Economic recovery from the COVID-19 pandemic has slowed in recent months, as a wave of new delta variant cases has left its mark on the job market. After adding an average of 889,000 jobs per month in May, June, and July, the nation added only 366,000 in August and only 194,000 in September, leaving the economy still 4.97 million jobs short of its pre-pandemic levels. West Virginia experienced a similar trend. After adding an average of 2,600 jobs per month in 2021 through July, the state lost 200 jobs in August, and is still down 28,700 jobs from its pre-pandemic level.
With the recovery slowing, it is more important than ever to make the robust investments included in the Build Back Better agenda that will both support millions of jobs and address many longstanding needs that have been highlighted and exacerbated by the pandemic. However, Congress is considering cutting back the scale and scope of the the package, with West Virginia’s Senator Joe Manchin calling for the reconciliation package to be cut from $3.5 trillion to $1.5 trillion over 10 years. This would mean the legislation would support far fewer jobs and deliver far fewer benefits to lift up working families and boost the economy as a whole.
The Build Back Better agenda, combining the Bipartisan Infrastructure Framework and the proposed $3.5 trillion budget reconciliation package, is estimated to support more than 4 million jobs annually, including over 17,000 annually in West Virginia.
According to an analysis by the Economic Policy Institute, slashing the budget reconciliation package from $3.5 trillion to $1.5 million, as proposed by Senator Manchin, would mean nearly 2 million fewer jobs supported per year nationwide. In West Virginia, the number of jobs supported per year would fall from 17,290 to just 7,490, a reduction of 9,880 jobs per year.
The reduction in jobs supported is equivalent to 1.33 percent of the state’s overall employment. The health care and social assistance sector would be most impacted, with West Virginia seeing 3,800 fewer of these jobs. The state would also see 900 fewer manufacturing jobs and 400 fewer construction jobs, while being no better off in terms of fossil fuel industry jobs.
Scaling back the Build Back Better agenda would not only mean delivering fewer tangible benefits to West Virginia families, it would also severely compromise the recovery plan’s value as macroeconomic insurance against the recovery waning in the coming years. The provisions of the American Rescue Plan, including stimulus payments, enhanced unemployment benefits, increased Medicaid match rates, and billions in state and local government aid, have helped fuel the recovery and have kept West Virginia’s economy afloat throughout the pandemic. However, the impact of these provisions will soon fade, even though the state and national economy are far from fully recovered. In past recessions, withdrawing fiscal support prematurely resulted in protracted recoveries and prolonged spells of high unemployment. The Build Back Better agenda is designed to prevent that from happening and is intended to get the economy back to full capacity, without causing high inflation or adding to the federal debt.

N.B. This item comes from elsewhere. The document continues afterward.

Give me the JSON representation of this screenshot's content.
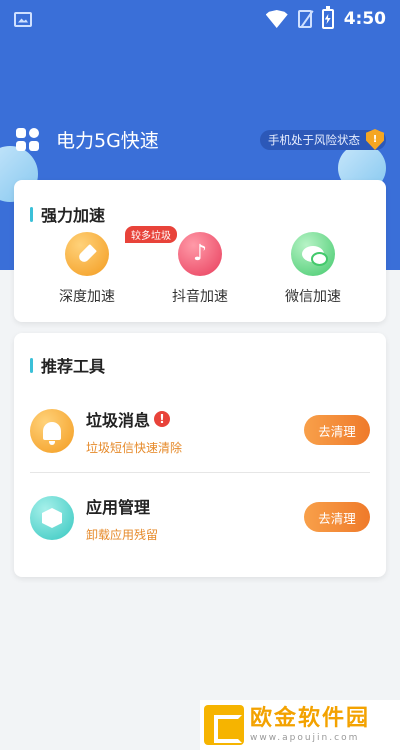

The Build Back Better agenda would make historic investments in some of West Virginia’s most longstanding needs, such as lack of child care, food insecurity, and lack of good pay for critical jobs like our child care and home health workforces, while also addressing rising income inequality. These investments would strengthen the nation’s and the state’s long-term economic growth, support millions of jobs, and deliver real benefits to workers and families. Scaling back would be moving in the wrong direction.